Task item
Below are some lines of data. Return all of them as they are.

(Items from an interface collection)
_ _ _ _ _
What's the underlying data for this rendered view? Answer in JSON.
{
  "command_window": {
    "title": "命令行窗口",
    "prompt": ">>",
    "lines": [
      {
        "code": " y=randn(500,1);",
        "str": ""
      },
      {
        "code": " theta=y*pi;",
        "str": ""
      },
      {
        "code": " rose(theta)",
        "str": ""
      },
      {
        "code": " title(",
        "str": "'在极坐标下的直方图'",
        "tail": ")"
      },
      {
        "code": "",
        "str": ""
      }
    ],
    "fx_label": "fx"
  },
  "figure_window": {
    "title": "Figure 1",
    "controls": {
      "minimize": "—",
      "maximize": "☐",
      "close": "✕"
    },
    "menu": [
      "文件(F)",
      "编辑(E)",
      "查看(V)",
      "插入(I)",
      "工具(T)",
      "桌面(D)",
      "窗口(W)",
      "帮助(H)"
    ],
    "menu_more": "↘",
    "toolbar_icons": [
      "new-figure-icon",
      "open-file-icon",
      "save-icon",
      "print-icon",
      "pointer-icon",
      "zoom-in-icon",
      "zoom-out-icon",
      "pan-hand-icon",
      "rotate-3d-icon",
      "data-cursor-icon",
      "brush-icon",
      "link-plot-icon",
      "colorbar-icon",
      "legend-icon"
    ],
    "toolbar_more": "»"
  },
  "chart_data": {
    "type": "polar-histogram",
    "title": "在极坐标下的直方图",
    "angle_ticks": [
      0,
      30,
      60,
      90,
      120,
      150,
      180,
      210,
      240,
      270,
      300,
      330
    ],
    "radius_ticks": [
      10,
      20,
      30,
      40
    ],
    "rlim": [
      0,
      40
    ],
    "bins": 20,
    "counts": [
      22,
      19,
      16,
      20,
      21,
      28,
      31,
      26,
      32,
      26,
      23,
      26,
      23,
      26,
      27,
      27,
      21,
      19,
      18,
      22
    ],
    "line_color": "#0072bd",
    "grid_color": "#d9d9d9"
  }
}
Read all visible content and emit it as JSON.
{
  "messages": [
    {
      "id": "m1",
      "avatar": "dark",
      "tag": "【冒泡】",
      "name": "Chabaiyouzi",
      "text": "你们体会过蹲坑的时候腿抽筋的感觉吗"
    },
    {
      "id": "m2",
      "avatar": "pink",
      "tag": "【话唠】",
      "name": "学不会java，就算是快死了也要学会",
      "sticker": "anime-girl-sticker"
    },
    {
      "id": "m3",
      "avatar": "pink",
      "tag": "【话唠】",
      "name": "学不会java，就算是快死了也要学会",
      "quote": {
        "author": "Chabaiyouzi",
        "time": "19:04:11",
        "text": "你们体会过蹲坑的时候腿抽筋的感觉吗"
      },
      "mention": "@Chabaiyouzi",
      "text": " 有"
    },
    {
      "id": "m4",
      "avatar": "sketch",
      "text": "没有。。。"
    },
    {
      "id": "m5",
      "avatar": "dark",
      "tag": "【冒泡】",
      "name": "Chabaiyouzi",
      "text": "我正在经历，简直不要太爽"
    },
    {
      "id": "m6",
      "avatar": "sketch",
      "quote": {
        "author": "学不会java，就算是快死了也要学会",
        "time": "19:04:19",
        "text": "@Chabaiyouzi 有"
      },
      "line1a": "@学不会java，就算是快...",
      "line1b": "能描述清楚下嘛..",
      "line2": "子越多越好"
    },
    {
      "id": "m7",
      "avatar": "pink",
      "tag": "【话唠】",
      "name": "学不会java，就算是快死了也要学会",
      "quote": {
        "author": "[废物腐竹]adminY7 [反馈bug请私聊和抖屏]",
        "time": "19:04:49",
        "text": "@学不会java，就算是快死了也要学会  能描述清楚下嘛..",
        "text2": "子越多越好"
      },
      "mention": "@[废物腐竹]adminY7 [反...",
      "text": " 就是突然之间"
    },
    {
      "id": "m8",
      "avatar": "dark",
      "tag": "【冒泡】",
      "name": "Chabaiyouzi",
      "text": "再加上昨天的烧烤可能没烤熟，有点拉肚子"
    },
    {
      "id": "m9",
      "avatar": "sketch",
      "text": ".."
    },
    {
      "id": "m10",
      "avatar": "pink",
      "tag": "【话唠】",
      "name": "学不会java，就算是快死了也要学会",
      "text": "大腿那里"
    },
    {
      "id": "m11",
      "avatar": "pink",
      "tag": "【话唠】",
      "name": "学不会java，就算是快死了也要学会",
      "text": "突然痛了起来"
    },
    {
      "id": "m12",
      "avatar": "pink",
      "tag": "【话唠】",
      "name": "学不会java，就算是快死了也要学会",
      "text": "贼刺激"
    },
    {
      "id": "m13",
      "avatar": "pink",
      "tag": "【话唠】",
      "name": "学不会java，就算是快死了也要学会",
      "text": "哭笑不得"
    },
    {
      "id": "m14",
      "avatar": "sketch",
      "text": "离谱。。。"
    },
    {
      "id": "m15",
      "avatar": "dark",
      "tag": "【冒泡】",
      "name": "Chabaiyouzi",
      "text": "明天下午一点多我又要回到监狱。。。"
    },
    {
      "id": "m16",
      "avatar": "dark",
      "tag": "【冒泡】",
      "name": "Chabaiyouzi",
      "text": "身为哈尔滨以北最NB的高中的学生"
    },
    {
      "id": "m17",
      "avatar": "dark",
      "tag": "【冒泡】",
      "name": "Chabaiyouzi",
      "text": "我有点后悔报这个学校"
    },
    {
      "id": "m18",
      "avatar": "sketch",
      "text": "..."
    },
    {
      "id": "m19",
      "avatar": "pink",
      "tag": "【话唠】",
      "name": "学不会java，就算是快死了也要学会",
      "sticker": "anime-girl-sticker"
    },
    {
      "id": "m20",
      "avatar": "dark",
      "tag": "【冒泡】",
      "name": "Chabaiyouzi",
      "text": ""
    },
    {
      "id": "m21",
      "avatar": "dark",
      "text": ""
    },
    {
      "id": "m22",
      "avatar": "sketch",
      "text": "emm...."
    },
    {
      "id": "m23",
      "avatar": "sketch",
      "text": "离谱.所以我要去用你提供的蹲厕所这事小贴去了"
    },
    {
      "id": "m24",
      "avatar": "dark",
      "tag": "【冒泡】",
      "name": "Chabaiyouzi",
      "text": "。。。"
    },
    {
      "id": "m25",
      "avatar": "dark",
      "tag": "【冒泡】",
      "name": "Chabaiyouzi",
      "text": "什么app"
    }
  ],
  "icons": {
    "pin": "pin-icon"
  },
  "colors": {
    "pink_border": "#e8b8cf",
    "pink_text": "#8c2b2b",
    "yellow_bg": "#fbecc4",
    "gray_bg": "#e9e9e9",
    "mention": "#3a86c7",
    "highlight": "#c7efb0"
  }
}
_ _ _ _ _
Task result
What's the underlying data for this rendered view? Answer in JSON.
{
  "command_window": {
    "title": "命令行窗口",
    "prompt": ">>",
    "lines": [
      {
        "code": " y=randn(500,1);",
        "str": ""
      },
      {
        "code": " theta=y*pi;",
        "str": ""
      },
      {
        "code": " rose(theta)",
        "str": ""
      },
      {
        "code": " title(",
        "str": "'在极坐标下的直方图'",
        "tail": ")"
      },
      {
        "code": "",
        "str": ""
      }
    ],
    "fx_label": "fx"
  },
  "figure_window": {
    "title": "Figure 1",
    "controls": {
      "minimize": "—",
      "maximize": "☐",
      "close": "✕"
    },
    "menu": [
      "文件(F)",
      "编辑(E)",
      "查看(V)",
      "插入(I)",
      "工具(T)",
      "桌面(D)",
      "窗口(W)",
      "帮助(H)"
    ],
    "menu_more": "↘",
    "toolbar_icons": [
      "new-figure-icon",
      "open-file-icon",
      "save-icon",
      "print-icon",
      "pointer-icon",
      "zoom-in-icon",
      "zoom-out-icon",
      "pan-hand-icon",
      "rotate-3d-icon",
      "data-cursor-icon",
      "brush-icon",
      "link-plot-icon",
      "colorbar-icon",
      "legend-icon"
    ],
    "toolbar_more": "»"
  },
  "chart_data": {
    "type": "polar-histogram",
    "title": "在极坐标下的直方图",
    "angle_ticks": [
      0,
      30,
      60,
      90,
      120,
      150,
      180,
      210,
      240,
      270,
      300,
      330
    ],
    "radius_ticks": [
      10,
      20,
      30,
      40
    ],
    "rlim": [
      0,
      40
    ],
    "bins": 20,
    "counts": [
      22,
      19,
      16,
      20,
      21,
      28,
      31,
      26,
      32,
      26,
      23,
      26,
      23,
      26,
      27,
      27,
      21,
      19,
      18,
      22
    ],
    "line_color": "#0072bd",
    "grid_color": "#d9d9d9"
  }
}
Read all visible content and emit it as JSON.
{
  "messages": [
    {
      "id": "m1",
      "avatar": "dark",
      "tag": "【冒泡】",
      "name": "Chabaiyouzi",
      "text": "你们体会过蹲坑的时候腿抽筋的感觉吗"
    },
    {
      "id": "m2",
      "avatar": "pink",
      "tag": "【话唠】",
      "name": "学不会java，就算是快死了也要学会",
      "sticker": "anime-girl-sticker"
    },
    {
      "id": "m3",
      "avatar": "pink",
      "tag": "【话唠】",
      "name": "学不会java，就算是快死了也要学会",
      "quote": {
        "author": "Chabaiyouzi",
        "time": "19:04:11",
        "text": "你们体会过蹲坑的时候腿抽筋的感觉吗"
      },
      "mention": "@Chabaiyouzi",
      "text": " 有"
    },
    {
      "id": "m4",
      "avatar": "sketch",
      "text": "没有。。。"
    },
    {
      "id": "m5",
      "avatar": "dark",
      "tag": "【冒泡】",
      "name": "Chabaiyouzi",
      "text": "我正在经历，简直不要太爽"
    },
    {
      "id": "m6",
      "avatar": "sketch",
      "quote": {
        "author": "学不会java，就算是快死了也要学会",
        "time": "19:04:19",
        "text": "@Chabaiyouzi 有"
      },
      "line1a": "@学不会java，就算是快...",
      "line1b": "能描述清楚下嘛..",
      "line2": "子越多越好"
    },
    {
      "id": "m7",
      "avatar": "pink",
      "tag": "【话唠】",
      "name": "学不会java，就算是快死了也要学会",
      "quote": {
        "author": "[废物腐竹]adminY7 [反馈bug请私聊和抖屏]",
        "time": "19:04:49",
        "text": "@学不会java，就算是快死了也要学会  能描述清楚下嘛..",
        "text2": "子越多越好"
      },
      "mention": "@[废物腐竹]adminY7 [反...",
      "text": " 就是突然之间"
    },
    {
      "id": "m8",
      "avatar": "dark",
      "tag": "【冒泡】",
      "name": "Chabaiyouzi",
      "text": "再加上昨天的烧烤可能没烤熟，有点拉肚子"
    },
    {
      "id": "m9",
      "avatar": "sketch",
      "text": ".."
    },
    {
      "id": "m10",
      "avatar": "pink",
      "tag": "【话唠】",
      "name": "学不会java，就算是快死了也要学会",
      "text": "大腿那里"
    },
    {
      "id": "m11",
      "avatar": "pink",
      "tag": "【话唠】",
      "name": "学不会java，就算是快死了也要学会",
      "text": "突然痛了起来"
    },
    {
      "id": "m12",
      "avatar": "pink",
      "tag": "【话唠】",
      "name": "学不会java，就算是快死了也要学会",
      "text": "贼刺激"
    },
    {
      "id": "m13",
      "avatar": "pink",
      "tag": "【话唠】",
      "name": "学不会java，就算是快死了也要学会",
      "text": "哭笑不得"
    },
    {
      "id": "m14",
      "avatar": "sketch",
      "text": "离谱。。。"
    },
    {
      "id": "m15",
      "avatar": "dark",
      "tag": "【冒泡】",
      "name": "Chabaiyouzi",
      "text": "明天下午一点多我又要回到监狱。。。"
    },
    {
      "id": "m16",
      "avatar": "dark",
      "tag": "【冒泡】",
      "name": "Chabaiyouzi",
      "text": "身为哈尔滨以北最NB的高中的学生"
    },
    {
      "id": "m17",
      "avatar": "dark",
      "tag": "【冒泡】",
      "name": "Chabaiyouzi",
      "text": "我有点后悔报这个学校"
    },
    {
      "id": "m18",
      "avatar": "sketch",
      "text": "..."
    },
    {
      "id": "m19",
      "avatar": "pink",
      "tag": "【话唠】",
      "name": "学不会java，就算是快死了也要学会",
      "sticker": "anime-girl-sticker"
    },
    {
      "id": "m20",
      "avatar": "dark",
      "tag": "【冒泡】",
      "name": "Chabaiyouzi",
      "text": ""
    },
    {
      "id": "m21",
      "avatar": "dark",
      "text": ""
    },
    {
      "id": "m22",
      "avatar": "sketch",
      "text": "emm...."
    },
    {
      "id": "m23",
      "avatar": "sketch",
      "text": "离谱.所以我要去用你提供的蹲厕所这事小贴去了"
    },
    {
      "id": "m24",
      "avatar": "dark",
      "tag": "【冒泡】",
      "name": "Chabaiyouzi",
      "text": "。。。"
    },
    {
      "id": "m25",
      "avatar": "dark",
      "tag": "【冒泡】",
      "name": "Chabaiyouzi",
      "text": "什么app"
    }
  ],
  "icons": {
    "pin": "pin-icon"
  },
  "colors": {
    "pink_border": "#e8b8cf",
    "pink_text": "#8c2b2b",
    "yellow_bg": "#fbecc4",
    "gray_bg": "#e9e9e9",
    "mention": "#3a86c7",
    "highlight": "#c7efb0"
  }
}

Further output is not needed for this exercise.